▶ WHAT YOU HAVE TO DO: Set down, in full, every record in the block.

Content starts

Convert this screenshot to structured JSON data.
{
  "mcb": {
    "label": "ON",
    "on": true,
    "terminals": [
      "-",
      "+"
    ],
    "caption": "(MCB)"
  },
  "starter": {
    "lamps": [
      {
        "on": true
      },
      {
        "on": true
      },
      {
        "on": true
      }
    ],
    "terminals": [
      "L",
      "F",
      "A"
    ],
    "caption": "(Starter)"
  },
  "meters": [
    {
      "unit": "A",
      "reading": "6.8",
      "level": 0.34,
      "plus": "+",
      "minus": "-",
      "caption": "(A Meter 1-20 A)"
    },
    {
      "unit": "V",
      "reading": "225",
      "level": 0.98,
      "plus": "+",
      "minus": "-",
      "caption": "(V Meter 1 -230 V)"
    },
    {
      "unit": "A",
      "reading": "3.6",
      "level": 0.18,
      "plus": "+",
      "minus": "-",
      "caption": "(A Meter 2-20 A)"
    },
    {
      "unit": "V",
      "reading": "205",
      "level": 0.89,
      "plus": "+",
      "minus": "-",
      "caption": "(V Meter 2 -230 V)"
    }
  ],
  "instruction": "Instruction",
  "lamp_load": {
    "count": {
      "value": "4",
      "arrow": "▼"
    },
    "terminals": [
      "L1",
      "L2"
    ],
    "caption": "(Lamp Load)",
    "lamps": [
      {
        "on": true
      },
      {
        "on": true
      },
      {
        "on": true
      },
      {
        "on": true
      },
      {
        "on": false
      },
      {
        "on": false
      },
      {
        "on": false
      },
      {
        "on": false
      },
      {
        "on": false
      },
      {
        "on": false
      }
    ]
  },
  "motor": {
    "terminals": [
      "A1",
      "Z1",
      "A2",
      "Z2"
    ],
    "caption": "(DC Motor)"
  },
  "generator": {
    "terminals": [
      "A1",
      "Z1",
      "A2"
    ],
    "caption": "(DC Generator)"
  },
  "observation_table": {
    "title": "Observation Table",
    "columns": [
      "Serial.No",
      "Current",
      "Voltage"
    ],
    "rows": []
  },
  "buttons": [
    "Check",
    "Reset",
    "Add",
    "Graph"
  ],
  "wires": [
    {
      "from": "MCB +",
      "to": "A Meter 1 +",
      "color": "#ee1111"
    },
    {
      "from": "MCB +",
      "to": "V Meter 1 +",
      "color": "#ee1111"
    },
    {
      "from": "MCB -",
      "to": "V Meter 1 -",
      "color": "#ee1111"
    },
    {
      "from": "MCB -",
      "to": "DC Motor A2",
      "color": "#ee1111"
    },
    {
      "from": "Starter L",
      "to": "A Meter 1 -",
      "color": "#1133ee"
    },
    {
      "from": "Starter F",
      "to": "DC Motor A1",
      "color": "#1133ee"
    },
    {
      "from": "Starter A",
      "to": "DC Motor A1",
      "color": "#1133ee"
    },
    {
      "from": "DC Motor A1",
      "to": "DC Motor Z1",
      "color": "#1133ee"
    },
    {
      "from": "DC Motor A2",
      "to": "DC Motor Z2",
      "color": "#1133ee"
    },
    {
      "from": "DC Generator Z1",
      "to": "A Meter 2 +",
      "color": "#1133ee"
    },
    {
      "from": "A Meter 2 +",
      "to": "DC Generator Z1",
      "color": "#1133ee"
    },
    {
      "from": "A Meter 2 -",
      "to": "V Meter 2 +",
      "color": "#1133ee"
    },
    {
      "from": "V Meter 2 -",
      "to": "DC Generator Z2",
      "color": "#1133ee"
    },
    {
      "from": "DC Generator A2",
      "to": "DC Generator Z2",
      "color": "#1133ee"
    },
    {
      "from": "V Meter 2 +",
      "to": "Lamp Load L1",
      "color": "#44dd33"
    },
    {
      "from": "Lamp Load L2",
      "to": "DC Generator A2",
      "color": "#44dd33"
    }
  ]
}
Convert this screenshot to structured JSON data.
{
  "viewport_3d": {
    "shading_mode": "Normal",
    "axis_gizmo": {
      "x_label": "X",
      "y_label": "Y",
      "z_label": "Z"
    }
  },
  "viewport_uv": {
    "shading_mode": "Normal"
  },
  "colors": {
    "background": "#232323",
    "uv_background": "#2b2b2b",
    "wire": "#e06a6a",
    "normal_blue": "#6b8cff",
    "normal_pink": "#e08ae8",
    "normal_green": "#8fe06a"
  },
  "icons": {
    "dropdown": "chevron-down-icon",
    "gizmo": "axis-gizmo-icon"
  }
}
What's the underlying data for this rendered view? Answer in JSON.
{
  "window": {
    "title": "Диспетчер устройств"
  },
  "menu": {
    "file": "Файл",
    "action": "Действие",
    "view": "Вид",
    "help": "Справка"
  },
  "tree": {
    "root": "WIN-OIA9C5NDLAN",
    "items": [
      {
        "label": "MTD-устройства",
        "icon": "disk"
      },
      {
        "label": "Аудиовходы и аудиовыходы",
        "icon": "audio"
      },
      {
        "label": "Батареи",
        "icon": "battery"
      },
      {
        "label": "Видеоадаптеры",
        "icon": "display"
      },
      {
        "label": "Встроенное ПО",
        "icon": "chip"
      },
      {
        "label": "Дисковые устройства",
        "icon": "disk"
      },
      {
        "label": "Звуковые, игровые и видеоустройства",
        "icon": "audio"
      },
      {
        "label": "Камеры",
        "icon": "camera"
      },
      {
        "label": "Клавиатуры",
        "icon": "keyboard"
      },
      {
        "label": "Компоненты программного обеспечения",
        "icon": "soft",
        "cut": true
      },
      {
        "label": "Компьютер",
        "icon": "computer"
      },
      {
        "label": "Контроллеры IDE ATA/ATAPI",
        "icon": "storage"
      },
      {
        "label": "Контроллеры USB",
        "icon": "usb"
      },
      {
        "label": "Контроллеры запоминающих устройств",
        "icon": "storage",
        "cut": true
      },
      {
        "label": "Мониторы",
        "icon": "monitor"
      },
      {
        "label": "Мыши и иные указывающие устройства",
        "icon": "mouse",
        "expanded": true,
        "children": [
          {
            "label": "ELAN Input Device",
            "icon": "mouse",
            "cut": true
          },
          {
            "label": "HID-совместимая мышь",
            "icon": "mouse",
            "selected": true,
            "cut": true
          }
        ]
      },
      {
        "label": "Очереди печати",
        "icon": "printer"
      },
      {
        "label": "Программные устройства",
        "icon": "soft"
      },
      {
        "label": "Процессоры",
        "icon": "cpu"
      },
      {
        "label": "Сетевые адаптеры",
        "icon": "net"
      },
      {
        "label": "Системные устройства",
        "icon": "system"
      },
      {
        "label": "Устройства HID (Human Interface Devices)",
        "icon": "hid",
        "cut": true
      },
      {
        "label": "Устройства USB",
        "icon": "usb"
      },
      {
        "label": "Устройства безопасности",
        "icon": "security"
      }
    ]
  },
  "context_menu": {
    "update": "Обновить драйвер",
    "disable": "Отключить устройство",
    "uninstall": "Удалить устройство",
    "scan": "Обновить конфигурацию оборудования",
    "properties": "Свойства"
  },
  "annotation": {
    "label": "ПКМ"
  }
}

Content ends

▶ TASK RESPONSE:
Convert this screenshot to structured JSON data.
{
  "mcb": {
    "label": "ON",
    "on": true,
    "terminals": [
      "-",
      "+"
    ],
    "caption": "(MCB)"
  },
  "starter": {
    "lamps": [
      {
        "on": true
      },
      {
        "on": true
      },
      {
        "on": true
      }
    ],
    "terminals": [
      "L",
      "F",
      "A"
    ],
    "caption": "(Starter)"
  },
  "meters": [
    {
      "unit": "A",
      "reading": "6.8",
      "level": 0.34,
      "plus": "+",
      "minus": "-",
      "caption": "(A Meter 1-20 A)"
    },
    {
      "unit": "V",
      "reading": "225",
      "level": 0.98,
      "plus": "+",
      "minus": "-",
      "caption": "(V Meter 1 -230 V)"
    },
    {
      "unit": "A",
      "reading": "3.6",
      "level": 0.18,
      "plus": "+",
      "minus": "-",
      "caption": "(A Meter 2-20 A)"
    },
    {
      "unit": "V",
      "reading": "205",
      "level": 0.89,
      "plus": "+",
      "minus": "-",
      "caption": "(V Meter 2 -230 V)"
    }
  ],
  "instruction": "Instruction",
  "lamp_load": {
    "count": {
      "value": "4",
      "arrow": "▼"
    },
    "terminals": [
      "L1",
      "L2"
    ],
    "caption": "(Lamp Load)",
    "lamps": [
      {
        "on": true
      },
      {
        "on": true
      },
      {
        "on": true
      },
      {
        "on": true
      },
      {
        "on": false
      },
      {
        "on": false
      },
      {
        "on": false
      },
      {
        "on": false
      },
      {
        "on": false
      },
      {
        "on": false
      }
    ]
  },
  "motor": {
    "terminals": [
      "A1",
      "Z1",
      "A2",
      "Z2"
    ],
    "caption": "(DC Motor)"
  },
  "generator": {
    "terminals": [
      "A1",
      "Z1",
      "A2"
    ],
    "caption": "(DC Generator)"
  },
  "observation_table": {
    "title": "Observation Table",
    "columns": [
      "Serial.No",
      "Current",
      "Voltage"
    ],
    "rows": []
  },
  "buttons": [
    "Check",
    "Reset",
    "Add",
    "Graph"
  ],
  "wires": [
    {
      "from": "MCB +",
      "to": "A Meter 1 +",
      "color": "#ee1111"
    },
    {
      "from": "MCB +",
      "to": "V Meter 1 +",
      "color": "#ee1111"
    },
    {
      "from": "MCB -",
      "to": "V Meter 1 -",
      "color": "#ee1111"
    },
    {
      "from": "MCB -",
      "to": "DC Motor A2",
      "color": "#ee1111"
    },
    {
      "from": "Starter L",
      "to": "A Meter 1 -",
      "color": "#1133ee"
    },
    {
      "from": "Starter F",
      "to": "DC Motor A1",
      "color": "#1133ee"
    },
    {
      "from": "Starter A",
      "to": "DC Motor A1",
      "color": "#1133ee"
    },
    {
      "from": "DC Motor A1",
      "to": "DC Motor Z1",
      "color": "#1133ee"
    },
    {
      "from": "DC Motor A2",
      "to": "DC Motor Z2",
      "color": "#1133ee"
    },
    {
      "from": "DC Generator Z1",
      "to": "A Meter 2 +",
      "color": "#1133ee"
    },
    {
      "from": "A Meter 2 +",
      "to": "DC Generator Z1",
      "color": "#1133ee"
    },
    {
      "from": "A Meter 2 -",
      "to": "V Meter 2 +",
      "color": "#1133ee"
    },
    {
      "from": "V Meter 2 -",
      "to": "DC Generator Z2",
      "color": "#1133ee"
    },
    {
      "from": "DC Generator A2",
      "to": "DC Generator Z2",
      "color": "#1133ee"
    },
    {
      "from": "V Meter 2 +",
      "to": "Lamp Load L1",
      "color": "#44dd33"
    },
    {
      "from": "Lamp Load L2",
      "to": "DC Generator A2",
      "color": "#44dd33"
    }
  ]
}
Convert this screenshot to structured JSON data.
{
  "viewport_3d": {
    "shading_mode": "Normal",
    "axis_gizmo": {
      "x_label": "X",
      "y_label": "Y",
      "z_label": "Z"
    }
  },
  "viewport_uv": {
    "shading_mode": "Normal"
  },
  "colors": {
    "background": "#232323",
    "uv_background": "#2b2b2b",
    "wire": "#e06a6a",
    "normal_blue": "#6b8cff",
    "normal_pink": "#e08ae8",
    "normal_green": "#8fe06a"
  },
  "icons": {
    "dropdown": "chevron-down-icon",
    "gizmo": "axis-gizmo-icon"
  }
}
What's the underlying data for this rendered view? Answer in JSON.
{
  "window": {
    "title": "Диспетчер устройств"
  },
  "menu": {
    "file": "Файл",
    "action": "Действие",
    "view": "Вид",
    "help": "Справка"
  },
  "tree": {
    "root": "WIN-OIA9C5NDLAN",
    "items": [
      {
        "label": "MTD-устройства",
        "icon": "disk"
      },
      {
        "label": "Аудиовходы и аудиовыходы",
        "icon": "audio"
      },
      {
        "label": "Батареи",
        "icon": "battery"
      },
      {
        "label": "Видеоадаптеры",
        "icon": "display"
      },
      {
        "label": "Встроенное ПО",
        "icon": "chip"
      },
      {
        "label": "Дисковые устройства",
        "icon": "disk"
      },
      {
        "label": "Звуковые, игровые и видеоустройства",
        "icon": "audio"
      },
      {
        "label": "Камеры",
        "icon": "camera"
      },
      {
        "label": "Клавиатуры",
        "icon": "keyboard"
      },
      {
        "label": "Компоненты программного обеспечения",
        "icon": "soft",
        "cut": true
      },
      {
        "label": "Компьютер",
        "icon": "computer"
      },
      {
        "label": "Контроллеры IDE ATA/ATAPI",
        "icon": "storage"
      },
      {
        "label": "Контроллеры USB",
        "icon": "usb"
      },
      {
        "label": "Контроллеры запоминающих устройств",
        "icon": "storage",
        "cut": true
      },
      {
        "label": "Мониторы",
        "icon": "monitor"
      },
      {
        "label": "Мыши и иные указывающие устройства",
        "icon": "mouse",
        "expanded": true,
        "children": [
          {
            "label": "ELAN Input Device",
            "icon": "mouse",
            "cut": true
          },
          {
            "label": "HID-совместимая мышь",
            "icon": "mouse",
            "selected": true,
            "cut": true
          }
        ]
      },
      {
        "label": "Очереди печати",
        "icon": "printer"
      },
      {
        "label": "Программные устройства",
        "icon": "soft"
      },
      {
        "label": "Процессоры",
        "icon": "cpu"
      },
      {
        "label": "Сетевые адаптеры",
        "icon": "net"
      },
      {
        "label": "Системные устройства",
        "icon": "system"
      },
      {
        "label": "Устройства HID (Human Interface Devices)",
        "icon": "hid",
        "cut": true
      },
      {
        "label": "Устройства USB",
        "icon": "usb"
      },
      {
        "label": "Устройства безопасности",
        "icon": "security"
      }
    ]
  },
  "context_menu": {
    "update": "Обновить драйвер",
    "disable": "Отключить устройство",
    "uninstall": "Удалить устройство",
    "scan": "Обновить конфигурацию оборудования",
    "properties": "Свойства"
  },
  "annotation": {
    "label": "ПКМ"
  }
}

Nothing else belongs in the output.